(App and web page records)
:::::
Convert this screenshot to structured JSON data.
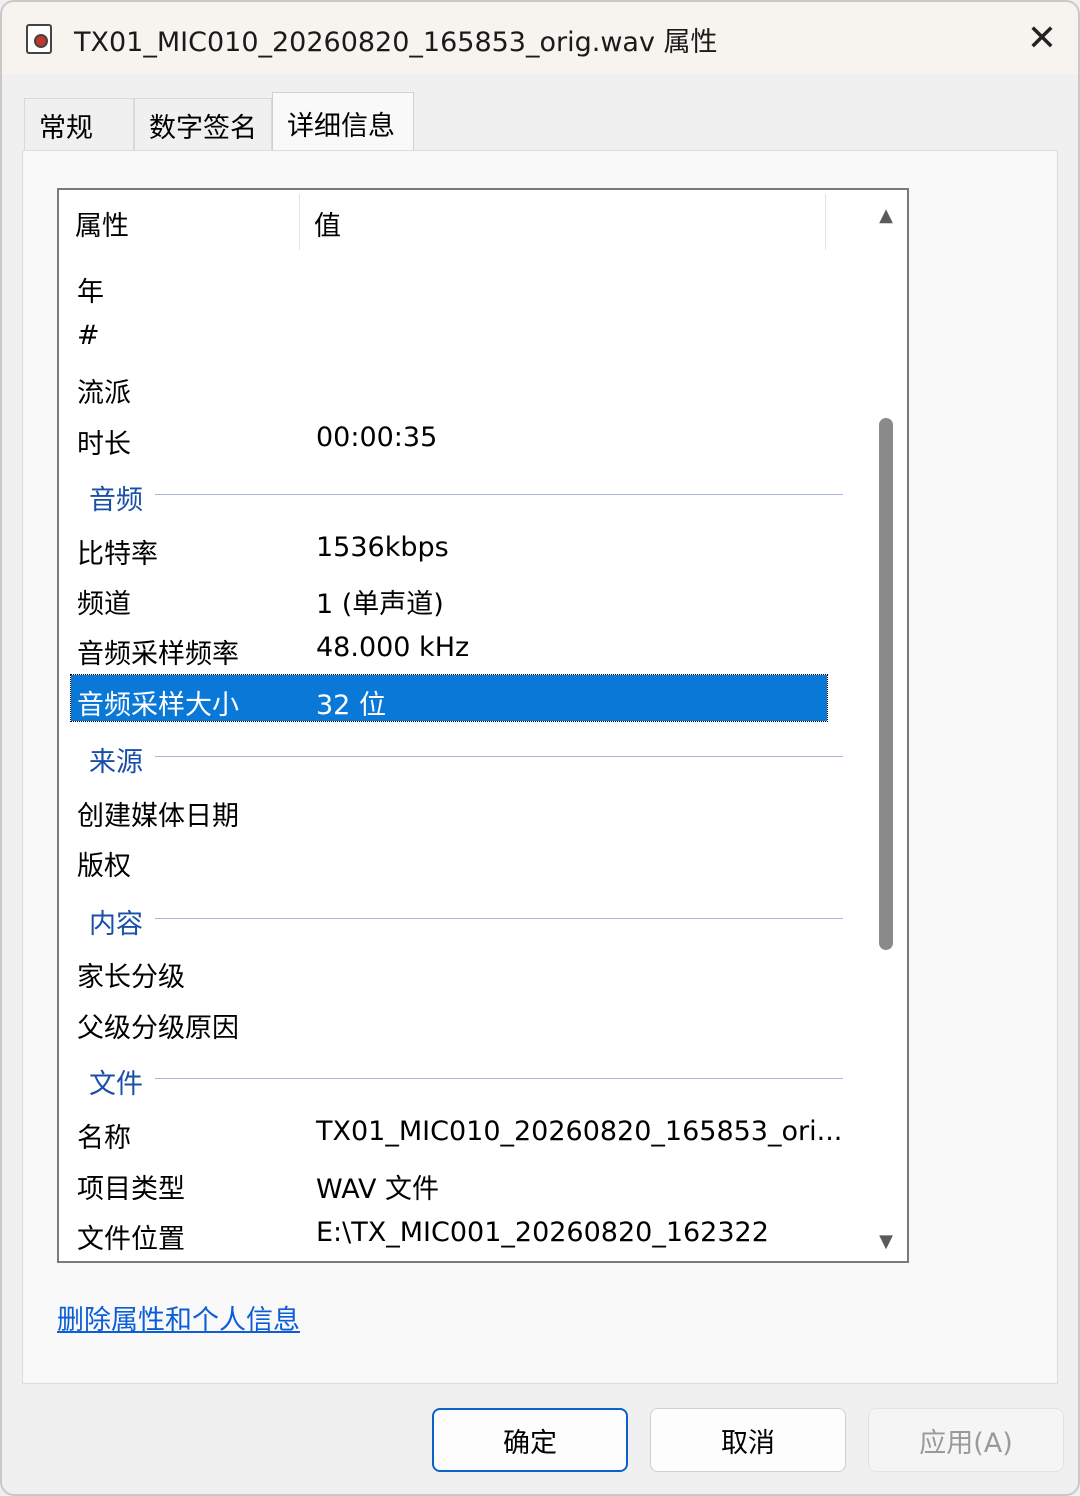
{
  "window": {
    "title": "TX01_MIC010_20260820_165853_orig.wav 属性",
    "close_glyph": "✕"
  },
  "tabs": [
    {
      "label": "常规"
    },
    {
      "label": "数字签名"
    },
    {
      "label": "详细信息"
    }
  ],
  "list": {
    "col_property": "属性",
    "col_value": "值",
    "scroll_up": "▲",
    "scroll_down": "▼",
    "rows_top": [
      {
        "key": "年",
        "value": ""
      },
      {
        "key": "#",
        "value": ""
      },
      {
        "key": "流派",
        "value": ""
      },
      {
        "key": "时长",
        "value": "00:00:35"
      }
    ],
    "groups": {
      "audio": "音频",
      "source": "来源",
      "content": "内容",
      "file": "文件"
    },
    "audio_rows": [
      {
        "key": "比特率",
        "value": "1536kbps"
      },
      {
        "key": "频道",
        "value": "1 (单声道)"
      },
      {
        "key": "音频采样频率",
        "value": "48.000 kHz"
      },
      {
        "key": "音频采样大小",
        "value": "32 位"
      }
    ],
    "source_rows": [
      {
        "key": "创建媒体日期",
        "value": ""
      },
      {
        "key": "版权",
        "value": ""
      }
    ],
    "content_rows": [
      {
        "key": "家长分级",
        "value": ""
      },
      {
        "key": "父级分级原因",
        "value": ""
      }
    ],
    "file_rows": [
      {
        "key": "名称",
        "value": "TX01_MIC010_20260820_165853_ori..."
      },
      {
        "key": "项目类型",
        "value": "WAV 文件"
      },
      {
        "key": "文件位置",
        "value": "E:\\TX_MIC001_20260820_162322"
      }
    ]
  },
  "remove_link": "删除属性和个人信息",
  "buttons": {
    "ok": "确定",
    "cancel": "取消",
    "apply": "应用(A)"
  },
  "colors": {
    "selection": "#0a78d7",
    "group_heading": "#1a4fa8",
    "link": "#0b5ed7"
  }
}
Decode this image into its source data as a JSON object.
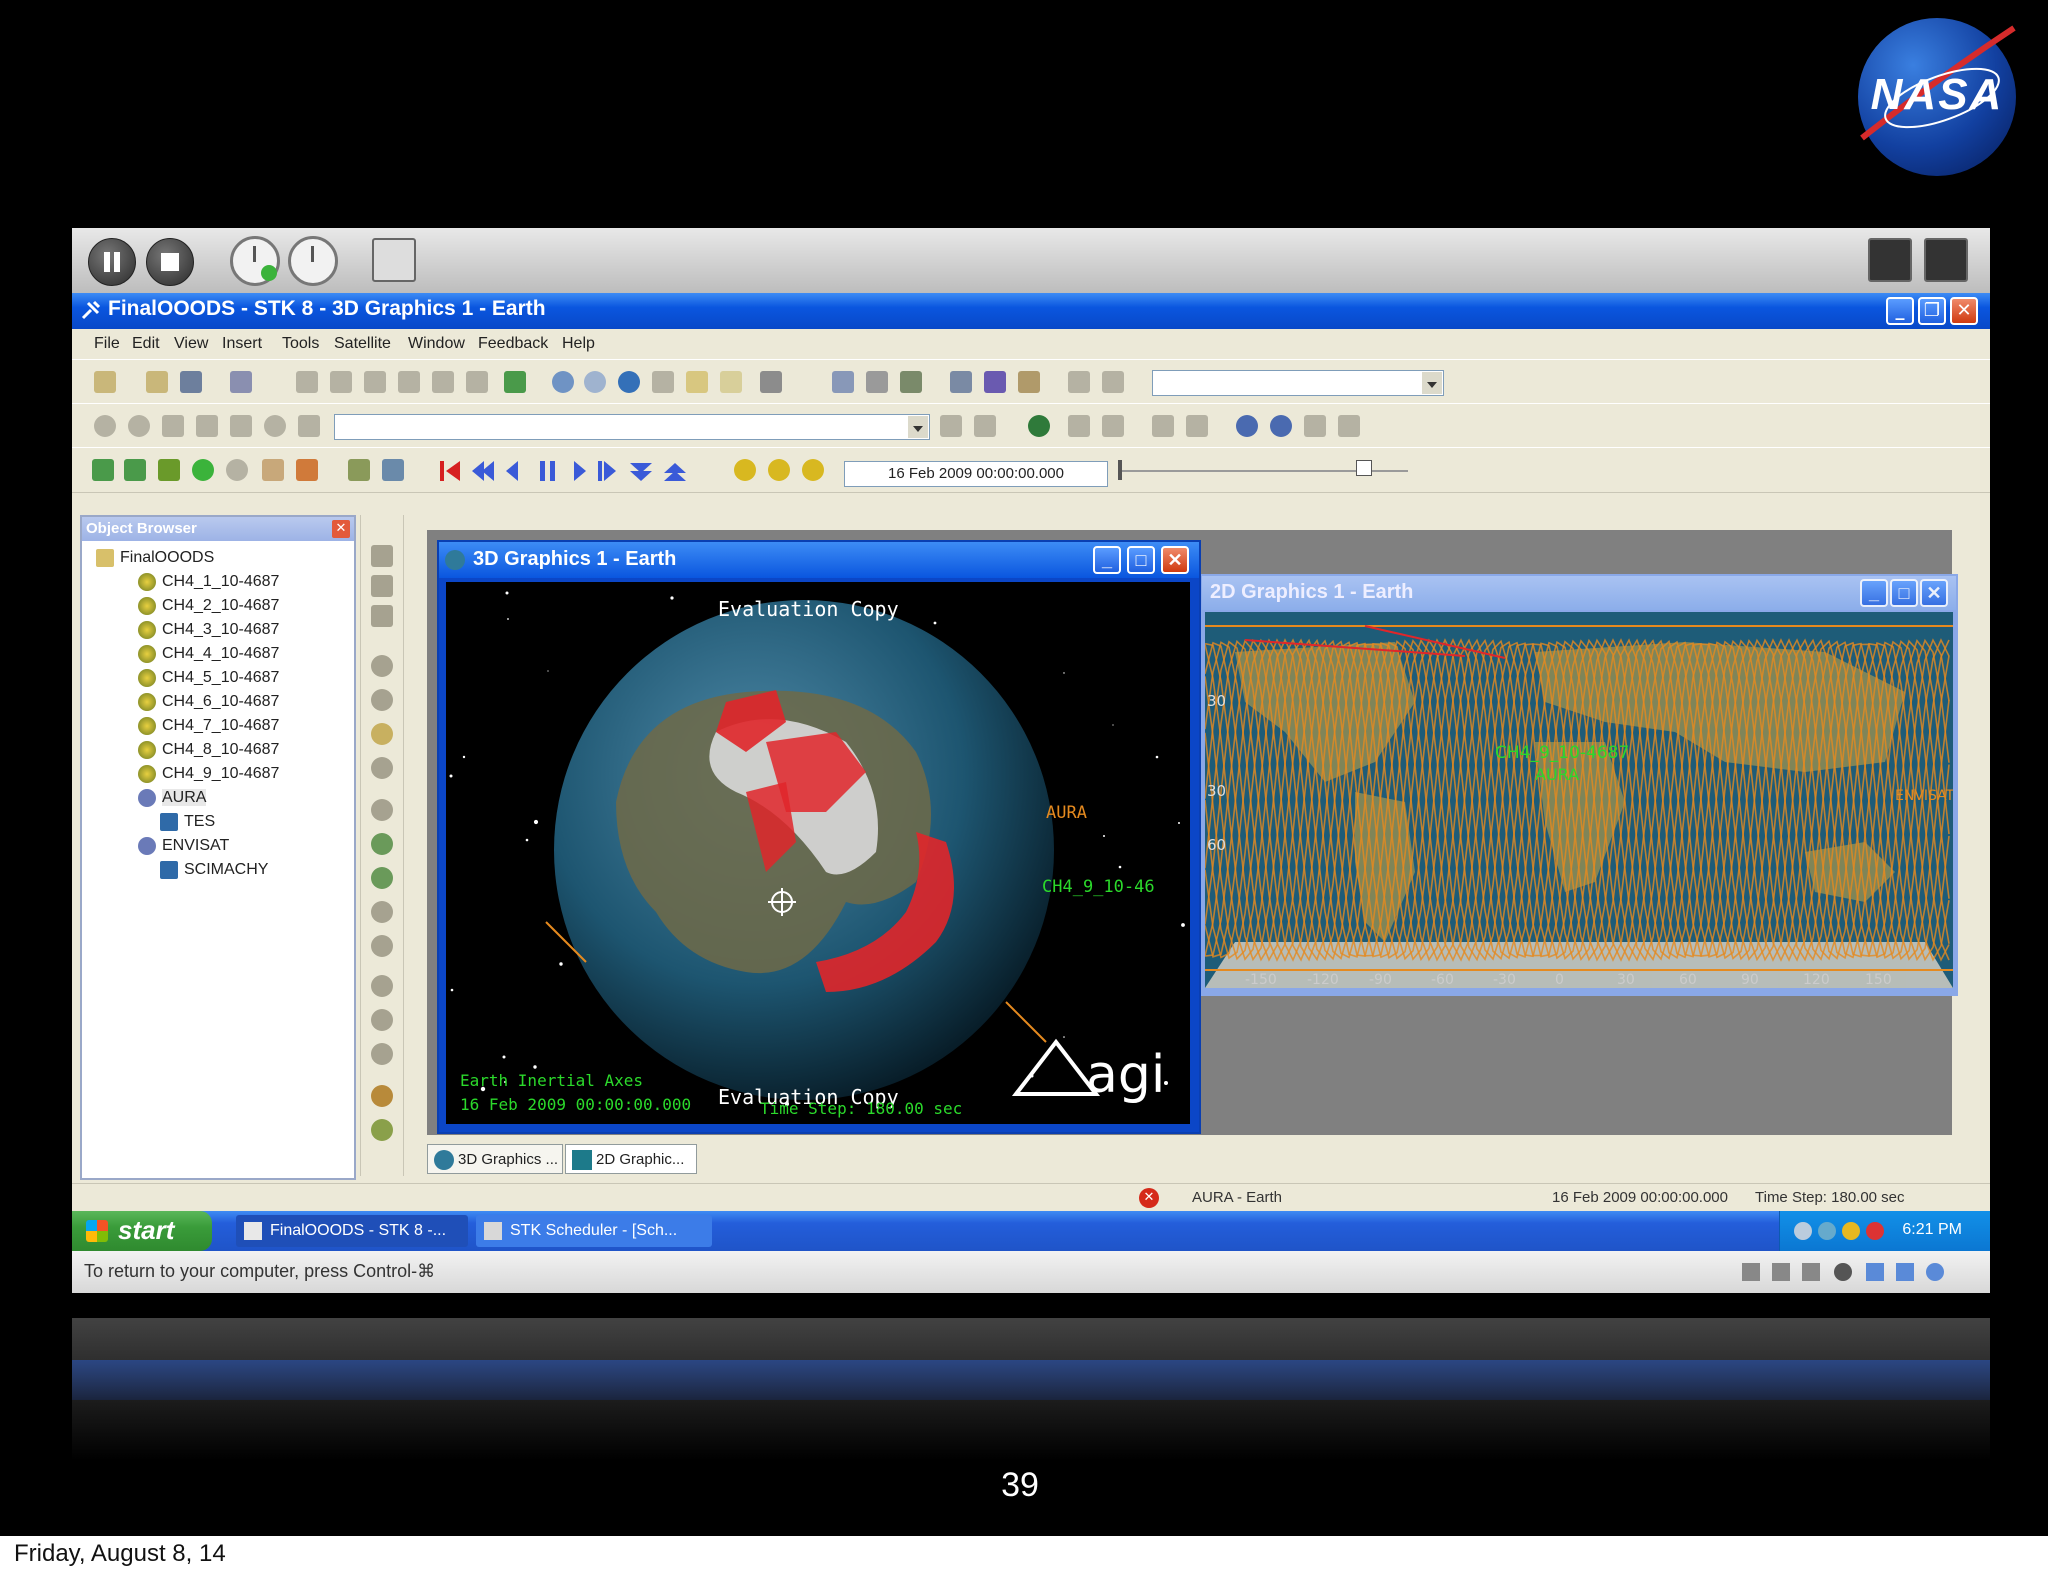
{
  "window": {
    "title": "FinalOOODS - STK 8 - 3D Graphics 1 - Earth"
  },
  "menu": [
    "File",
    "Edit",
    "View",
    "Insert",
    "Tools",
    "Satellite",
    "Window",
    "Feedback",
    "Help"
  ],
  "toolbar": {
    "time_value": "16 Feb 2009 00:00:00.000"
  },
  "object_browser": {
    "title": "Object Browser",
    "items": [
      {
        "label": "FinalOOODS",
        "level": 0
      },
      {
        "label": "CH4_1_10-4687",
        "level": 1
      },
      {
        "label": "CH4_2_10-4687",
        "level": 1
      },
      {
        "label": "CH4_3_10-4687",
        "level": 1
      },
      {
        "label": "CH4_4_10-4687",
        "level": 1
      },
      {
        "label": "CH4_5_10-4687",
        "level": 1
      },
      {
        "label": "CH4_6_10-4687",
        "level": 1
      },
      {
        "label": "CH4_7_10-4687",
        "level": 1
      },
      {
        "label": "CH4_8_10-4687",
        "level": 1
      },
      {
        "label": "CH4_9_10-4687",
        "level": 1
      },
      {
        "label": "AURA",
        "level": 1
      },
      {
        "label": "TES",
        "level": 2
      },
      {
        "label": "ENVISAT",
        "level": 1
      },
      {
        "label": "SCIMACHY",
        "level": 2
      }
    ]
  },
  "view3d": {
    "title": "3D Graphics 1 - Earth",
    "eval_top": "Evaluation Copy",
    "eval_bottom": "Evaluation Copy",
    "axes_label": "Earth Inertial Axes",
    "time_label": "16 Feb 2009 00:00:00.000",
    "step_label": "Time Step: 180.00 sec",
    "label_aura": "AURA",
    "label_ch4": "CH4_9_10-46",
    "logo": "agi"
  },
  "view2d": {
    "title": "2D Graphics 1 - Earth",
    "label_ch4": "CH4_9_10-4687",
    "label_aura": "AURA",
    "label_envisat": "ENVISAT",
    "lat_labels": [
      "30",
      "30",
      "60"
    ],
    "lon_labels": [
      "-150",
      "-120",
      "-90",
      "-60",
      "-30",
      "0",
      "30",
      "60",
      "90",
      "120",
      "150"
    ]
  },
  "tabs": [
    "3D Graphics ...",
    "2D Graphic..."
  ],
  "status": {
    "object": "AURA - Earth",
    "time": "16 Feb 2009 00:00:00.000",
    "step": "Time Step: 180.00 sec"
  },
  "taskbar": {
    "start": "start",
    "tasks": [
      "FinalOOODS - STK 8 -...",
      "STK Scheduler - [Sch..."
    ],
    "clock": "6:21 PM"
  },
  "vnc": {
    "message": "To return to your computer, press Control-⌘"
  },
  "slide": {
    "logo_text": "NASA",
    "page_number": "39",
    "footer_date": "Friday, August 8, 14"
  },
  "colors": {
    "xp_blue": "#0a56df",
    "xp_green": "#3a9c3a",
    "orbit_orange": "#e58a1f",
    "swath_red": "#e0262a",
    "label_green": "#2bd92b"
  },
  "icons": [
    "pause-icon",
    "stop-icon",
    "clock-add-icon",
    "clock-icon",
    "device-icon",
    "fullscreen-icon",
    "satellite-icon",
    "globe-icon",
    "close-icon"
  ]
}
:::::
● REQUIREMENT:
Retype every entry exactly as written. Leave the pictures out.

● REPLY TO THE EXERCISE:
Convert this screenshot to structured JSON data.
{
  "window": {
    "title": "TX01_MIC010_20260820_165853_orig.wav 属性",
    "close_glyph": "✕"
  },
  "tabs": [
    {
      "label": "常规"
    },
    {
      "label": "数字签名"
    },
    {
      "label": "详细信息"
    }
  ],
  "list": {
    "col_property": "属性",
    "col_value": "值",
    "scroll_up": "▲",
    "scroll_down": "▼",
    "rows_top": [
      {
        "key": "年",
        "value": ""
      },
      {
        "key": "#",
        "value": ""
      },
      {
        "key": "流派",
        "value": ""
      },
      {
        "key": "时长",
        "value": "00:00:35"
      }
    ],
    "groups": {
      "audio": "音频",
      "source": "来源",
      "content": "内容",
      "file": "文件"
    },
    "audio_rows": [
      {
        "key": "比特率",
        "value": "1536kbps"
      },
      {
        "key": "频道",
        "value": "1 (单声道)"
      },
      {
        "key": "音频采样频率",
        "value": "48.000 kHz"
      },
      {
        "key": "音频采样大小",
        "value": "32 位"
      }
    ],
    "source_rows": [
      {
        "key": "创建媒体日期",
        "value": ""
      },
      {
        "key": "版权",
        "value": ""
      }
    ],
    "content_rows": [
      {
        "key": "家长分级",
        "value": ""
      },
      {
        "key": "父级分级原因",
        "value": ""
      }
    ],
    "file_rows": [
      {
        "key": "名称",
        "value": "TX01_MIC010_20260820_165853_ori..."
      },
      {
        "key": "项目类型",
        "value": "WAV 文件"
      },
      {
        "key": "文件位置",
        "value": "E:\\TX_MIC001_20260820_162322"
      }
    ]
  },
  "remove_link": "删除属性和个人信息",
  "buttons": {
    "ok": "确定",
    "cancel": "取消",
    "apply": "应用(A)"
  },
  "colors": {
    "selection": "#0a78d7",
    "group_heading": "#1a4fa8",
    "link": "#0b5ed7"
  }
}
Decode this image into its source data as a JSON object.
{
  "window": {
    "title": "FinalOOODS - STK 8 - 3D Graphics 1 - Earth"
  },
  "menu": [
    "File",
    "Edit",
    "View",
    "Insert",
    "Tools",
    "Satellite",
    "Window",
    "Feedback",
    "Help"
  ],
  "toolbar": {
    "time_value": "16 Feb 2009 00:00:00.000"
  },
  "object_browser": {
    "title": "Object Browser",
    "items": [
      {
        "label": "FinalOOODS",
        "level": 0
      },
      {
        "label": "CH4_1_10-4687",
        "level": 1
      },
      {
        "label": "CH4_2_10-4687",
        "level": 1
      },
      {
        "label": "CH4_3_10-4687",
        "level": 1
      },
      {
        "label": "CH4_4_10-4687",
        "level": 1
      },
      {
        "label": "CH4_5_10-4687",
        "level": 1
      },
      {
        "label": "CH4_6_10-4687",
        "level": 1
      },
      {
        "label": "CH4_7_10-4687",
        "level": 1
      },
      {
        "label": "CH4_8_10-4687",
        "level": 1
      },
      {
        "label": "CH4_9_10-4687",
        "level": 1
      },
      {
        "label": "AURA",
        "level": 1
      },
      {
        "label": "TES",
        "level": 2
      },
      {
        "label": "ENVISAT",
        "level": 1
      },
      {
        "label": "SCIMACHY",
        "level": 2
      }
    ]
  },
  "view3d": {
    "title": "3D Graphics 1 - Earth",
    "eval_top": "Evaluation Copy",
    "eval_bottom": "Evaluation Copy",
    "axes_label": "Earth Inertial Axes",
    "time_label": "16 Feb 2009 00:00:00.000",
    "step_label": "Time Step: 180.00 sec",
    "label_aura": "AURA",
    "label_ch4": "CH4_9_10-46",
    "logo": "agi"
  },
  "view2d": {
    "title": "2D Graphics 1 - Earth",
    "label_ch4": "CH4_9_10-4687",
    "label_aura": "AURA",
    "label_envisat": "ENVISAT",
    "lat_labels": [
      "30",
      "30",
      "60"
    ],
    "lon_labels": [
      "-150",
      "-120",
      "-90",
      "-60",
      "-30",
      "0",
      "30",
      "60",
      "90",
      "120",
      "150"
    ]
  },
  "tabs": [
    "3D Graphics ...",
    "2D Graphic..."
  ],
  "status": {
    "object": "AURA - Earth",
    "time": "16 Feb 2009 00:00:00.000",
    "step": "Time Step: 180.00 sec"
  },
  "taskbar": {
    "start": "start",
    "tasks": [
      "FinalOOODS - STK 8 -...",
      "STK Scheduler - [Sch..."
    ],
    "clock": "6:21 PM"
  },
  "vnc": {
    "message": "To return to your computer, press Control-⌘"
  },
  "slide": {
    "logo_text": "NASA",
    "page_number": "39",
    "footer_date": "Friday, August 8, 14"
  },
  "colors": {
    "xp_blue": "#0a56df",
    "xp_green": "#3a9c3a",
    "orbit_orange": "#e58a1f",
    "swath_red": "#e0262a",
    "label_green": "#2bd92b"
  },
  "icons": [
    "pause-icon",
    "stop-icon",
    "clock-add-icon",
    "clock-icon",
    "device-icon",
    "fullscreen-icon",
    "satellite-icon",
    "globe-icon",
    "close-icon"
  ]
}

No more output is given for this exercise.